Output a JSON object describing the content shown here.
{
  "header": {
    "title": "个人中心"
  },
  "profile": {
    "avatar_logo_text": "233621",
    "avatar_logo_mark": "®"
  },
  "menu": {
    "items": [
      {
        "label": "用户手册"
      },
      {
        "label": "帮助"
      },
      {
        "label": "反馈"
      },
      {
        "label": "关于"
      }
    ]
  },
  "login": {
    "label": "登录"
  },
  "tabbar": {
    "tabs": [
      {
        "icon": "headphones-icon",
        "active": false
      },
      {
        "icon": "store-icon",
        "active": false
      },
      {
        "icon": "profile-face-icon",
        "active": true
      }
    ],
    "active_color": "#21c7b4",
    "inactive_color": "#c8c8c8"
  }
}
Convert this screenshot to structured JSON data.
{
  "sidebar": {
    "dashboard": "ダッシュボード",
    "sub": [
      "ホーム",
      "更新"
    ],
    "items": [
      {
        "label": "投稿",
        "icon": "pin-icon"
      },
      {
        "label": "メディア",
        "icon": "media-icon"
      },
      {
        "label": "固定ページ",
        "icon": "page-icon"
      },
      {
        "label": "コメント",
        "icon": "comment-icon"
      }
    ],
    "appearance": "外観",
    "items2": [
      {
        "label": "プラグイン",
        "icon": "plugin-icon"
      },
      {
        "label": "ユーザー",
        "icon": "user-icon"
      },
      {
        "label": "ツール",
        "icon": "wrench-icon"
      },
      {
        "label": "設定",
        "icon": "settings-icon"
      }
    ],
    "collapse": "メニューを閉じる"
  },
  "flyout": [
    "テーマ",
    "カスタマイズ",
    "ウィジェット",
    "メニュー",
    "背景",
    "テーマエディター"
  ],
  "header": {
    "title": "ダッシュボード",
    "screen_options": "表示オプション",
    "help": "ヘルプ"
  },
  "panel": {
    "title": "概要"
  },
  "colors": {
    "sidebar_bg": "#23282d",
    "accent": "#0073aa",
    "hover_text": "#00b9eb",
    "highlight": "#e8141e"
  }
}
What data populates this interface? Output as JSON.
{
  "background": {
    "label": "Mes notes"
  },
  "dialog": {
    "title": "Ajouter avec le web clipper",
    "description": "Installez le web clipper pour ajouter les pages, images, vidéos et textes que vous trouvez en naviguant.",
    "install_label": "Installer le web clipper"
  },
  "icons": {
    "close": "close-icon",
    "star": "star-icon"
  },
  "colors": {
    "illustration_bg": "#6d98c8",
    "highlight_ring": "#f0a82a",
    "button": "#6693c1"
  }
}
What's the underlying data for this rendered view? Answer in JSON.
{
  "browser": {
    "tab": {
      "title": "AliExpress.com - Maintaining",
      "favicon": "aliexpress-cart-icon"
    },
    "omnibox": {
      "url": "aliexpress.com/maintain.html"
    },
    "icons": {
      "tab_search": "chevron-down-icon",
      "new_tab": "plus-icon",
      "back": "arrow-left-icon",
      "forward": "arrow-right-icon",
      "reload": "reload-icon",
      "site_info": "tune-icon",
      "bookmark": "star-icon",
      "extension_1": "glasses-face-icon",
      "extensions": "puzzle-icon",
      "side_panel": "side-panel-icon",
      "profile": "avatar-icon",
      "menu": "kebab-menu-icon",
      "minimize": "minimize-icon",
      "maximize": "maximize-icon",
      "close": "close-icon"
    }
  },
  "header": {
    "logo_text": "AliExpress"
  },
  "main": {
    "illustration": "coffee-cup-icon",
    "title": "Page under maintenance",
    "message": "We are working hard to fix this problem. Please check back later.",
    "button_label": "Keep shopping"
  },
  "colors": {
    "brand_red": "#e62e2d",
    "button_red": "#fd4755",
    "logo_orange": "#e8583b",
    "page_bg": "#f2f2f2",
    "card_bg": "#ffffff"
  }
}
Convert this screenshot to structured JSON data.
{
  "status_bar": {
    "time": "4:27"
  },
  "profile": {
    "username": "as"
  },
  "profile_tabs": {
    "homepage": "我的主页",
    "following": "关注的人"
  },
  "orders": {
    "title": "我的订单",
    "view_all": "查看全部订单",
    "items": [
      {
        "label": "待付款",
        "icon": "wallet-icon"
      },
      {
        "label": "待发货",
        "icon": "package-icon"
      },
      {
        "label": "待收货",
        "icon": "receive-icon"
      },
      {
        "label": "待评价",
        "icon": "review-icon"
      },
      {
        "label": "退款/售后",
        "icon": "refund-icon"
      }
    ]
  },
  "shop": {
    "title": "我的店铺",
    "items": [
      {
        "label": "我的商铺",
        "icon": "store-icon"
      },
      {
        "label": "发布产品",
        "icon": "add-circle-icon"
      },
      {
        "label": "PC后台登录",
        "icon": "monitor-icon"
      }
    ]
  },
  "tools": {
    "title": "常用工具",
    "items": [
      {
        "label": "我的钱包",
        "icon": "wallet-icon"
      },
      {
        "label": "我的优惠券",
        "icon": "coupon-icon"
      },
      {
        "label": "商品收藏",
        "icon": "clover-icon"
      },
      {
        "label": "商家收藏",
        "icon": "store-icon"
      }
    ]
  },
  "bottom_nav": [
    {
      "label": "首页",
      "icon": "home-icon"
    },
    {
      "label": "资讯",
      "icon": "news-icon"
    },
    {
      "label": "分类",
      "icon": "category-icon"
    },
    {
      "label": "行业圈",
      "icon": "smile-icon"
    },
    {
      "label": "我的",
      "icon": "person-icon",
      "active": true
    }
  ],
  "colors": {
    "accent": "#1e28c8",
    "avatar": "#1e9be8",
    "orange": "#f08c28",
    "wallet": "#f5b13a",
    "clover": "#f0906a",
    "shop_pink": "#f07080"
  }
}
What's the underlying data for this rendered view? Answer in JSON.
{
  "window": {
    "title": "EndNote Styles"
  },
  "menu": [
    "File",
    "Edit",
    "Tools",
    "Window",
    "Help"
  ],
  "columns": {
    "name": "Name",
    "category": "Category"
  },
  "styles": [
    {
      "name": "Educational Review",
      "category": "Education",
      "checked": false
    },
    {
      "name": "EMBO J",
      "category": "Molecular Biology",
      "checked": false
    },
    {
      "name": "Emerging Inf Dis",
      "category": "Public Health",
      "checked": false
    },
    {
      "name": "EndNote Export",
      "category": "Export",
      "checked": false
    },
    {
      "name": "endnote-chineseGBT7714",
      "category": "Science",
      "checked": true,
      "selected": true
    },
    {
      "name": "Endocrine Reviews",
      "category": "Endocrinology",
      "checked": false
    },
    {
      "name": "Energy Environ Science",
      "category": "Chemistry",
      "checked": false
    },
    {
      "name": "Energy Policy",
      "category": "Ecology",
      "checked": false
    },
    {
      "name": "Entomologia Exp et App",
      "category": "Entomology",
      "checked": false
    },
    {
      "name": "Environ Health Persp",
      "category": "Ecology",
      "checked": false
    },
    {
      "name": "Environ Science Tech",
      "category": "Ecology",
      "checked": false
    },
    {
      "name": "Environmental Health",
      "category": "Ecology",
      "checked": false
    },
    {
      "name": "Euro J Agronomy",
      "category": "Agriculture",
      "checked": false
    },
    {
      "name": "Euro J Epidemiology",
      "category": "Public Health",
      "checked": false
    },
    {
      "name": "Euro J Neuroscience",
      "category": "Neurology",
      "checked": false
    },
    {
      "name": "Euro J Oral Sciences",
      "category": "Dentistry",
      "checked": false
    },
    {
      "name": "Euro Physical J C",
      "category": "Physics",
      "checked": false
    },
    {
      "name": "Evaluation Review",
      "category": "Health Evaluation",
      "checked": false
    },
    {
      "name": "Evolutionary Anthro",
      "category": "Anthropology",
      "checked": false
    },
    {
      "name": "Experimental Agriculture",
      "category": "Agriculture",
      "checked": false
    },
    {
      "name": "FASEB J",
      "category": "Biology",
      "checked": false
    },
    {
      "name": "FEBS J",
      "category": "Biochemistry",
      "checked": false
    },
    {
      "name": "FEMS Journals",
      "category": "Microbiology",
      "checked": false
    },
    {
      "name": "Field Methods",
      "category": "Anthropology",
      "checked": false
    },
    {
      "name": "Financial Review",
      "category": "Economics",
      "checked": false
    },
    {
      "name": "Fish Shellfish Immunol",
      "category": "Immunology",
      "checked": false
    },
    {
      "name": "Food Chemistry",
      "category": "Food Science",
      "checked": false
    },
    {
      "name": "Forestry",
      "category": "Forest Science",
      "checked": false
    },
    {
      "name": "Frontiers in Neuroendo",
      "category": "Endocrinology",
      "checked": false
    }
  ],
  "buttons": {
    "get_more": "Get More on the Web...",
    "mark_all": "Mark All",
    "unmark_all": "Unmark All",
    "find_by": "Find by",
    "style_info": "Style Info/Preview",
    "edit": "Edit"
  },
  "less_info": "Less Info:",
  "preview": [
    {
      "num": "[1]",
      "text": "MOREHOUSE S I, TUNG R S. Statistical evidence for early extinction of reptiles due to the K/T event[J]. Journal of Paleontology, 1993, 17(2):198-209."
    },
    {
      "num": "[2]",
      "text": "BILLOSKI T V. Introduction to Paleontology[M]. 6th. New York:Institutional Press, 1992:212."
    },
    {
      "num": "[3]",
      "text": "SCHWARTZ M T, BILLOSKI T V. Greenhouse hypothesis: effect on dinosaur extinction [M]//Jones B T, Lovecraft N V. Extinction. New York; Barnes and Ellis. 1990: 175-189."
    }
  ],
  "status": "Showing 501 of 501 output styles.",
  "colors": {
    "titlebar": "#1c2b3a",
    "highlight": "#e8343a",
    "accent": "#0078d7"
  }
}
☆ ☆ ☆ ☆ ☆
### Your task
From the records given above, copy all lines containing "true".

### Result for this task
        "active": true
      "active": true
      "checked": true,
      "selected": true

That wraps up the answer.